The principal river of the state is the Pahang, from which it takes its name. At a distance of 180 m. from the coast this river is formed by two others named respectively the Jelai and the Tembeling. The former is joined 20 m. farther up stream by the Lipis, which has its rise in the mountains which form the boundary with Perak. The Jelai itself has its rise also in a more northerly portion of this range, while its two principal tributaries above the mouth of the Lipis, the Telom and the Serau, rise, the one in the plateau which divides Perak from Pahang, the other in the hills which separate Pahang from Kelantan. The Tembeling has its rise in the hills which divide Pahang from Kelantan, but some of its tributaries rise on the Trengganu frontier, while the largest of its confluents comes from the hills in which the Kuantan River takes its rise. The Pahang is navigable for large boats as far as Kuala Lipis, 200 m. from the mouth, and light-draught launches can also get up to that point. Smaller boats can be taken some 80 m. higher up the Jelai and Telom. The river, however, as a waterway is of little use, since it is uniformly shallow. The Rompin and Kuantan rivers are somewhat more easily navigated for the first 30 m. of their course, but taken as a whole the waterways of Pahang are of little value. The interior of Pahang is chiefly noted for its auriferous deposits. Gunong Tahan is situated on the boundary between Pahang and Kelantan. Its height is estimated at 8000 ft. above sea-level, but it has never yet been ascended. Pahang, like the states on the west coast, is covered almost entirely by one vast forest, but in the Lipis valley, which formerly was thickly populated, there is a considerable expanse of open grass plain unlike anything to be seen on the western seaboard. The coast is for the most part a sandy beach fringed with casuarina trees and there are only a few patches of mangrove-swamp throughout its entire length.
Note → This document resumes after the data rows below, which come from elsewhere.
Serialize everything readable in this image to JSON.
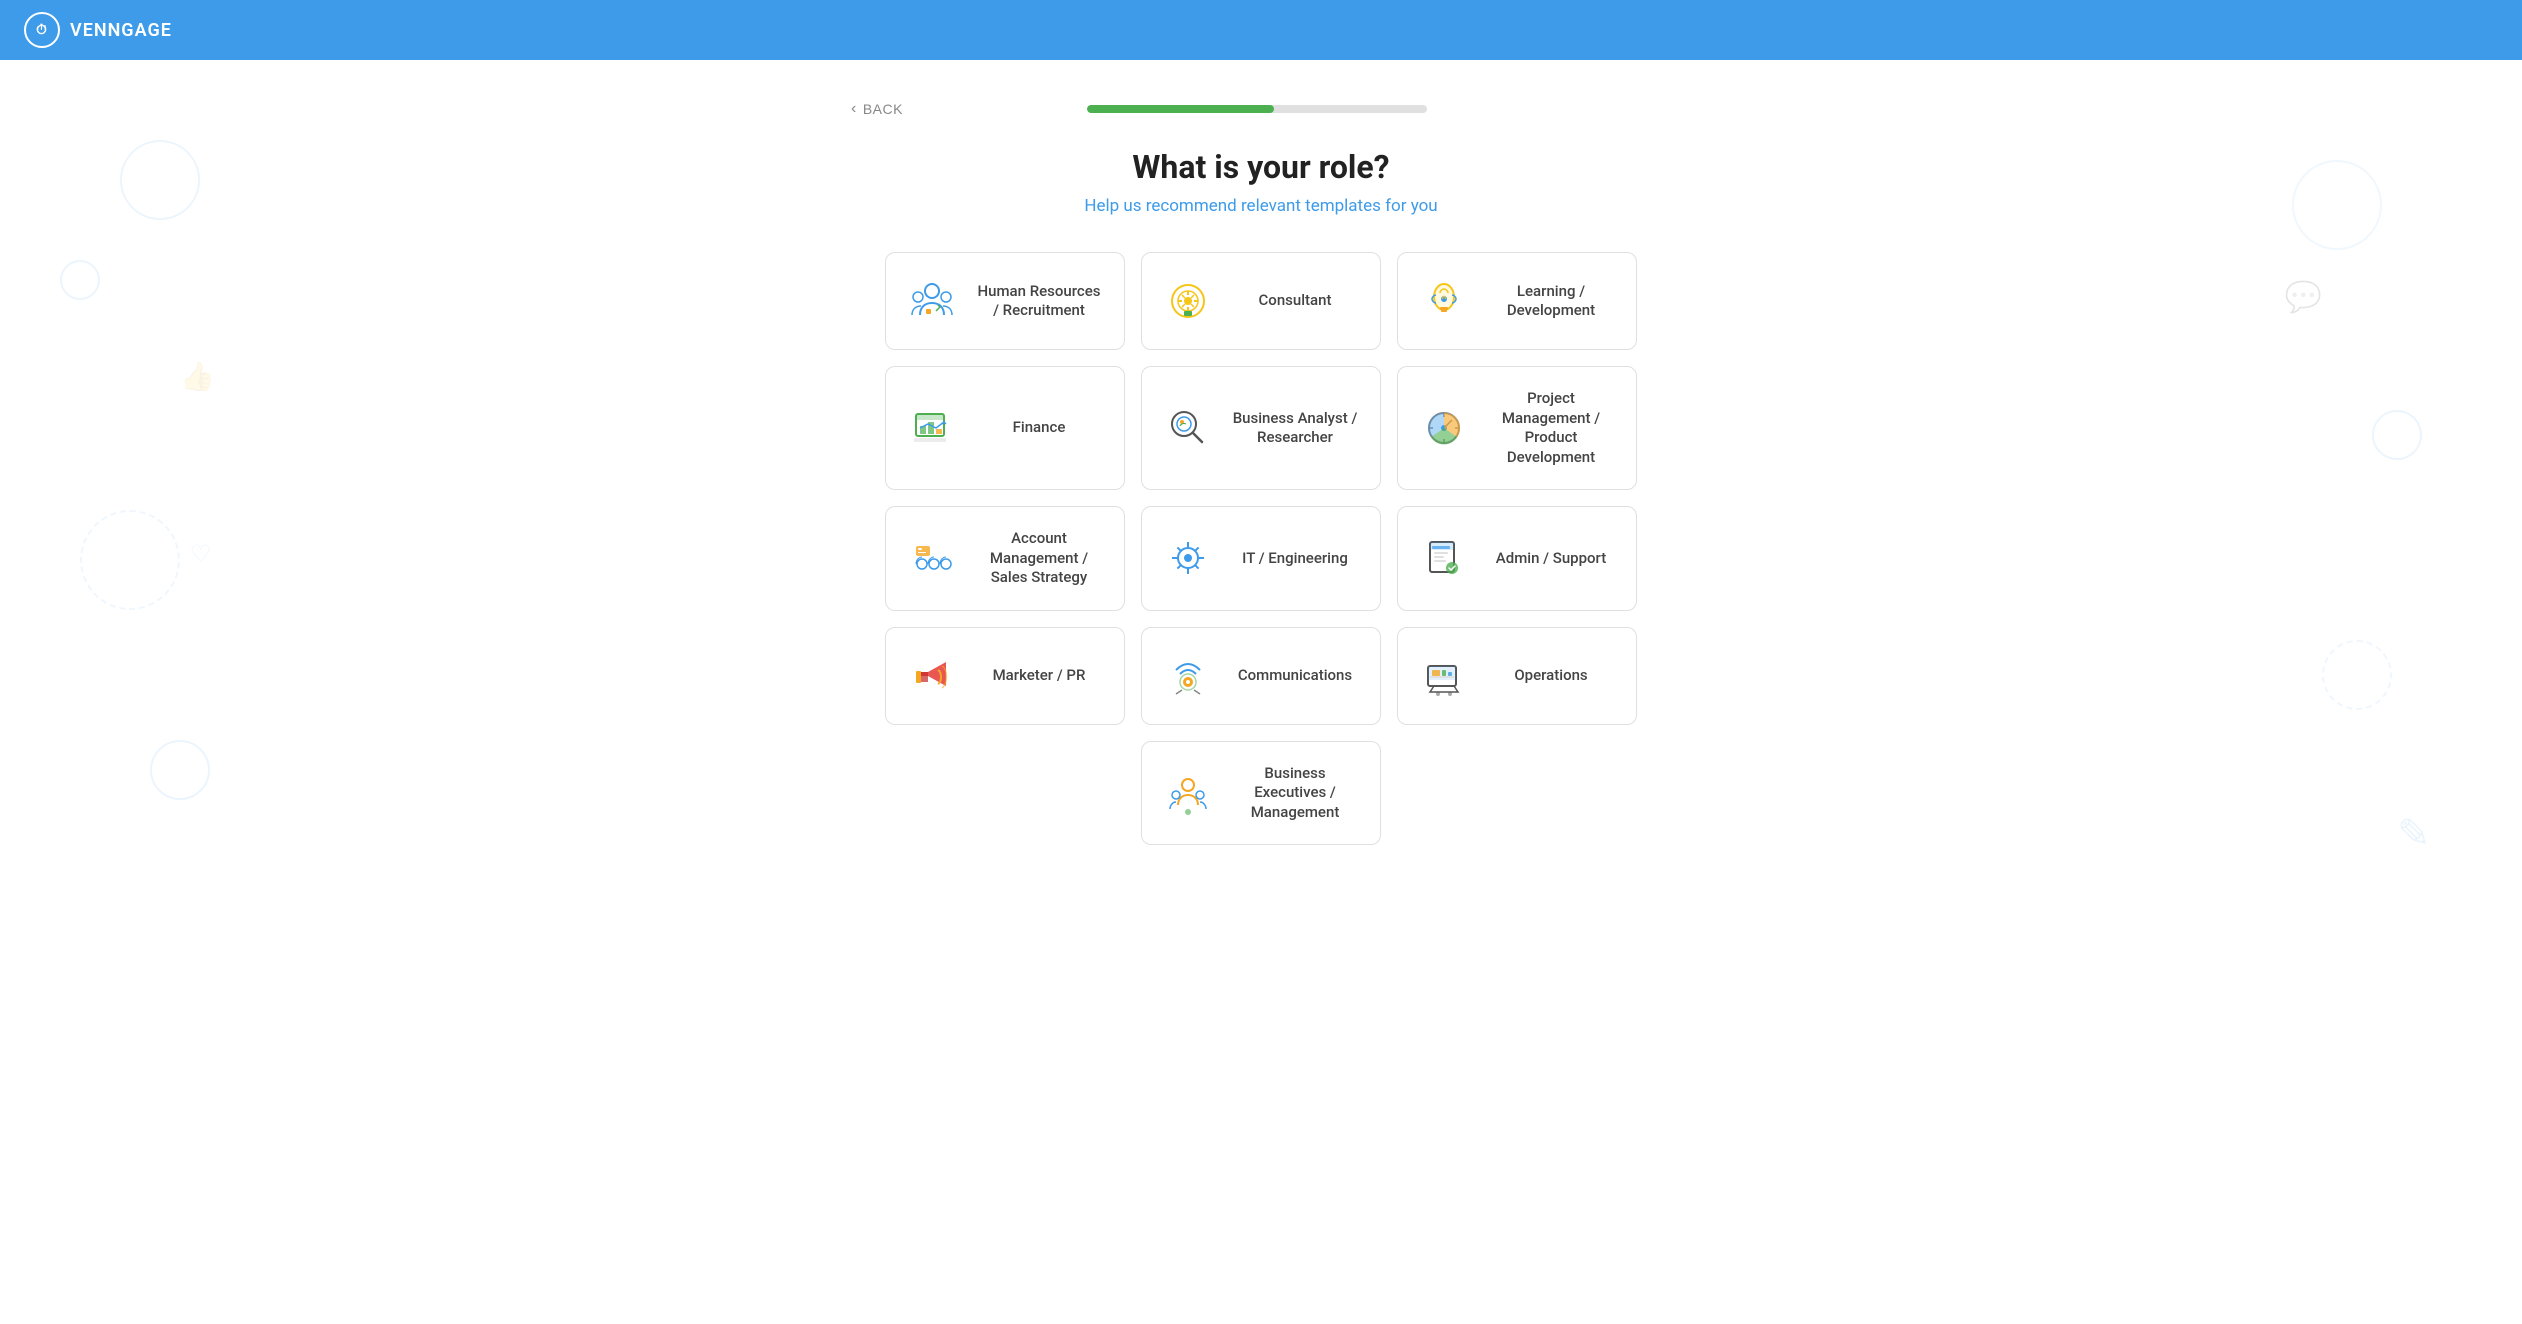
{
  "header": {
    "logo_text": "VENNGAGE",
    "logo_icon": "⏱"
  },
  "nav": {
    "back_label": "BACK",
    "progress_percent": 55,
    "progress_color": "#4caf50"
  },
  "page": {
    "heading": "What is your role?",
    "subheading": "Help us recommend relevant templates for you"
  },
  "roles": [
    {
      "id": "human-resources",
      "label": "Human Resources / Recruitment",
      "icon": "hr"
    },
    {
      "id": "consultant",
      "label": "Consultant",
      "icon": "consultant"
    },
    {
      "id": "learning-development",
      "label": "Learning / Development",
      "icon": "learning"
    },
    {
      "id": "finance",
      "label": "Finance",
      "icon": "finance"
    },
    {
      "id": "business-analyst",
      "label": "Business Analyst / Researcher",
      "icon": "analyst"
    },
    {
      "id": "project-management",
      "label": "Project Management / Product Development",
      "icon": "project"
    },
    {
      "id": "account-management",
      "label": "Account Management / Sales Strategy",
      "icon": "sales"
    },
    {
      "id": "it-engineering",
      "label": "IT / Engineering",
      "icon": "engineering"
    },
    {
      "id": "admin-support",
      "label": "Admin / Support",
      "icon": "admin"
    },
    {
      "id": "marketer-pr",
      "label": "Marketer / PR",
      "icon": "marketer"
    },
    {
      "id": "communications",
      "label": "Communications",
      "icon": "communications"
    },
    {
      "id": "operations",
      "label": "Operations",
      "icon": "operations"
    },
    {
      "id": "business-executives",
      "label": "Business Executives / Management",
      "icon": "executives"
    }
  ]
}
The ancient name of Pahang was Indrapura. It is mentioned in the history of Hang Tuah, the great Malacca brave, who flourished in the 16th century, and succeeded in abducting a daughter of the then ruling house of Pahang for his master, the History. sultan of Malacca. Prior to this, Pahang had been ruled by the Siamese. When Malacca fell into the hands of the Portuguese in 1511 the sultan, Muhammad Shah, fled to Pahang, and the present ru